● Materials provided
^^^^

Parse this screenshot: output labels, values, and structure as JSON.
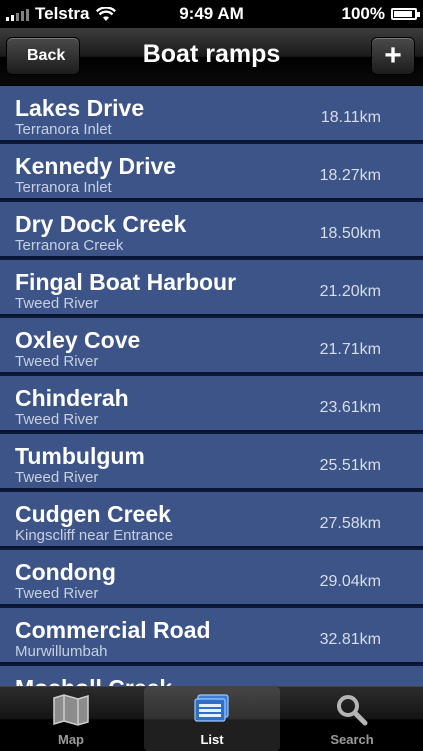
{
  "status": {
    "carrier": "Telstra",
    "time": "9:49 AM",
    "battery": "100%",
    "battery_level": 1.0
  },
  "navbar": {
    "title": "Boat ramps",
    "back_label": "Back",
    "add_label": "+"
  },
  "ramps": [
    {
      "name": "Lakes Drive",
      "location": "Terranora Inlet",
      "distance": "18.11km"
    },
    {
      "name": "Kennedy Drive",
      "location": "Terranora Inlet",
      "distance": "18.27km"
    },
    {
      "name": "Dry Dock Creek",
      "location": "Terranora Creek",
      "distance": "18.50km"
    },
    {
      "name": "Fingal Boat Harbour",
      "location": "Tweed River",
      "distance": "21.20km"
    },
    {
      "name": "Oxley Cove",
      "location": "Tweed River",
      "distance": "21.71km"
    },
    {
      "name": "Chinderah",
      "location": "Tweed River",
      "distance": "23.61km"
    },
    {
      "name": "Tumbulgum",
      "location": "Tweed River",
      "distance": "25.51km"
    },
    {
      "name": "Cudgen Creek",
      "location": "Kingscliff near Entrance",
      "distance": "27.58km"
    },
    {
      "name": "Condong",
      "location": "Tweed River",
      "distance": "29.04km"
    },
    {
      "name": "Commercial Road",
      "location": "Murwillumbah",
      "distance": "32.81km"
    },
    {
      "name": "Mosholl Creek",
      "location": "",
      "distance": ""
    }
  ],
  "tabs": [
    {
      "label": "Map",
      "icon": "map-icon"
    },
    {
      "label": "List",
      "icon": "list-icon",
      "active": true
    },
    {
      "label": "Search",
      "icon": "search-icon"
    }
  ]
}
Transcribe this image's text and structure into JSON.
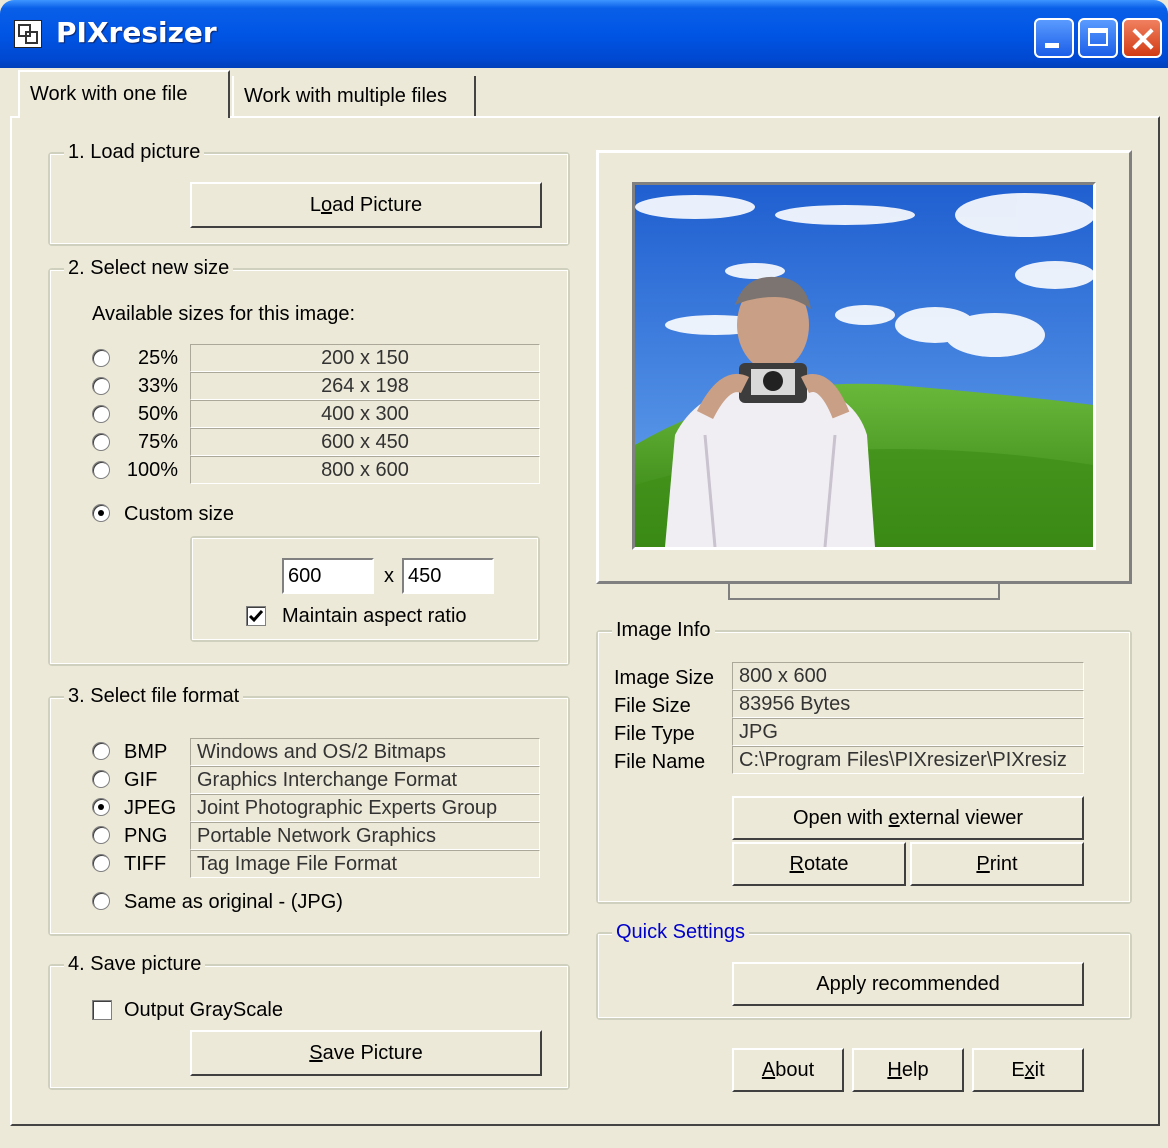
{
  "window": {
    "title": "PIXresizer"
  },
  "tabs": [
    {
      "label": "Work with one file",
      "selected": true
    },
    {
      "label": "Work with multiple files",
      "selected": false
    }
  ],
  "load": {
    "legend": "1. Load picture",
    "button": {
      "pre": "L",
      "u": "o",
      "post": "ad Picture"
    }
  },
  "size": {
    "legend": "2. Select new size",
    "heading": "Available sizes for this image:",
    "options": [
      {
        "pct": "25%",
        "dims": "200 x 150",
        "selected": false
      },
      {
        "pct": "33%",
        "dims": "264 x 198",
        "selected": false
      },
      {
        "pct": "50%",
        "dims": "400 x 300",
        "selected": false
      },
      {
        "pct": "75%",
        "dims": "600 x 450",
        "selected": false
      },
      {
        "pct": "100%",
        "dims": "800 x 600",
        "selected": false
      }
    ],
    "custom_label": "Custom size",
    "custom_selected": true,
    "width": "600",
    "x_label": "x",
    "height": "450",
    "maintain_label": "Maintain aspect ratio",
    "maintain_checked": true
  },
  "format": {
    "legend": "3. Select file format",
    "options": [
      {
        "code": "BMP",
        "desc": "Windows and OS/2 Bitmaps",
        "selected": false
      },
      {
        "code": "GIF",
        "desc": "Graphics Interchange Format",
        "selected": false
      },
      {
        "code": "JPEG",
        "desc": "Joint Photographic Experts Group",
        "selected": true
      },
      {
        "code": "PNG",
        "desc": "Portable Network Graphics",
        "selected": false
      },
      {
        "code": "TIFF",
        "desc": "Tag Image File Format",
        "selected": false
      }
    ],
    "same_label": "Same as original  - (JPG)"
  },
  "save": {
    "legend": "4. Save picture",
    "grayscale_label": "Output GrayScale",
    "grayscale_checked": false,
    "button": {
      "pre": "",
      "u": "S",
      "post": "ave Picture"
    }
  },
  "info": {
    "legend": "Image Info",
    "rows": [
      {
        "label": "Image Size",
        "value": "800 x 600"
      },
      {
        "label": "File Size",
        "value": "83956 Bytes"
      },
      {
        "label": "File Type",
        "value": "JPG"
      },
      {
        "label": "File Name",
        "value": "C:\\Program Files\\PIXresizer\\PIXresiz"
      }
    ],
    "open_button": {
      "pre": "Open with ",
      "u": "e",
      "post": "xternal viewer"
    },
    "rotate_button": {
      "pre": "",
      "u": "R",
      "post": "otate"
    },
    "print_button": {
      "pre": "",
      "u": "P",
      "post": "rint"
    }
  },
  "quick": {
    "legend": "Quick Settings",
    "legend_color": "#0000cc",
    "button": "Apply recommended"
  },
  "footer": {
    "about": {
      "pre": "",
      "u": "A",
      "post": "bout"
    },
    "help": {
      "pre": "",
      "u": "H",
      "post": "elp"
    },
    "exit": {
      "pre": "E",
      "u": "x",
      "post": "it"
    }
  },
  "colors": {
    "titlebar": "#0055e5",
    "face": "#ece9d8",
    "sky": "#2f6fd8",
    "grass": "#4e9a1e"
  }
}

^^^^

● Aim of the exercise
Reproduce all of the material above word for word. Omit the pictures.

● Completed task
Parse this screenshot: output labels, values, and structure as JSON.
{
  "status": {
    "carrier": "Telstra",
    "time": "9:49 AM",
    "battery": "100%",
    "battery_level": 1.0
  },
  "navbar": {
    "title": "Boat ramps",
    "back_label": "Back",
    "add_label": "+"
  },
  "ramps": [
    {
      "name": "Lakes Drive",
      "location": "Terranora Inlet",
      "distance": "18.11km"
    },
    {
      "name": "Kennedy Drive",
      "location": "Terranora Inlet",
      "distance": "18.27km"
    },
    {
      "name": "Dry Dock Creek",
      "location": "Terranora Creek",
      "distance": "18.50km"
    },
    {
      "name": "Fingal Boat Harbour",
      "location": "Tweed River",
      "distance": "21.20km"
    },
    {
      "name": "Oxley Cove",
      "location": "Tweed River",
      "distance": "21.71km"
    },
    {
      "name": "Chinderah",
      "location": "Tweed River",
      "distance": "23.61km"
    },
    {
      "name": "Tumbulgum",
      "location": "Tweed River",
      "distance": "25.51km"
    },
    {
      "name": "Cudgen Creek",
      "location": "Kingscliff near Entrance",
      "distance": "27.58km"
    },
    {
      "name": "Condong",
      "location": "Tweed River",
      "distance": "29.04km"
    },
    {
      "name": "Commercial Road",
      "location": "Murwillumbah",
      "distance": "32.81km"
    },
    {
      "name": "Mosholl Creek",
      "location": "",
      "distance": ""
    }
  ],
  "tabs": [
    {
      "label": "Map",
      "icon": "map-icon"
    },
    {
      "label": "List",
      "icon": "list-icon",
      "active": true
    },
    {
      "label": "Search",
      "icon": "search-icon"
    }
  ]
}
Transcribe this image's text and structure into JSON.
{
  "window": {
    "title": "PIXresizer"
  },
  "tabs": [
    {
      "label": "Work with one file",
      "selected": true
    },
    {
      "label": "Work with multiple files",
      "selected": false
    }
  ],
  "load": {
    "legend": "1. Load picture",
    "button": {
      "pre": "L",
      "u": "o",
      "post": "ad Picture"
    }
  },
  "size": {
    "legend": "2. Select new size",
    "heading": "Available sizes for this image:",
    "options": [
      {
        "pct": "25%",
        "dims": "200 x 150",
        "selected": false
      },
      {
        "pct": "33%",
        "dims": "264 x 198",
        "selected": false
      },
      {
        "pct": "50%",
        "dims": "400 x 300",
        "selected": false
      },
      {
        "pct": "75%",
        "dims": "600 x 450",
        "selected": false
      },
      {
        "pct": "100%",
        "dims": "800 x 600",
        "selected": false
      }
    ],
    "custom_label": "Custom size",
    "custom_selected": true,
    "width": "600",
    "x_label": "x",
    "height": "450",
    "maintain_label": "Maintain aspect ratio",
    "maintain_checked": true
  },
  "format": {
    "legend": "3. Select file format",
    "options": [
      {
        "code": "BMP",
        "desc": "Windows and OS/2 Bitmaps",
        "selected": false
      },
      {
        "code": "GIF",
        "desc": "Graphics Interchange Format",
        "selected": false
      },
      {
        "code": "JPEG",
        "desc": "Joint Photographic Experts Group",
        "selected": true
      },
      {
        "code": "PNG",
        "desc": "Portable Network Graphics",
        "selected": false
      },
      {
        "code": "TIFF",
        "desc": "Tag Image File Format",
        "selected": false
      }
    ],
    "same_label": "Same as original  - (JPG)"
  },
  "save": {
    "legend": "4. Save picture",
    "grayscale_label": "Output GrayScale",
    "grayscale_checked": false,
    "button": {
      "pre": "",
      "u": "S",
      "post": "ave Picture"
    }
  },
  "info": {
    "legend": "Image Info",
    "rows": [
      {
        "label": "Image Size",
        "value": "800 x 600"
      },
      {
        "label": "File Size",
        "value": "83956 Bytes"
      },
      {
        "label": "File Type",
        "value": "JPG"
      },
      {
        "label": "File Name",
        "value": "C:\\Program Files\\PIXresizer\\PIXresiz"
      }
    ],
    "open_button": {
      "pre": "Open with ",
      "u": "e",
      "post": "xternal viewer"
    },
    "rotate_button": {
      "pre": "",
      "u": "R",
      "post": "otate"
    },
    "print_button": {
      "pre": "",
      "u": "P",
      "post": "rint"
    }
  },
  "quick": {
    "legend": "Quick Settings",
    "legend_color": "#0000cc",
    "button": "Apply recommended"
  },
  "footer": {
    "about": {
      "pre": "",
      "u": "A",
      "post": "bout"
    },
    "help": {
      "pre": "",
      "u": "H",
      "post": "elp"
    },
    "exit": {
      "pre": "E",
      "u": "x",
      "post": "it"
    }
  },
  "colors": {
    "titlebar": "#0055e5",
    "face": "#ece9d8",
    "sky": "#2f6fd8",
    "grass": "#4e9a1e"
  }
}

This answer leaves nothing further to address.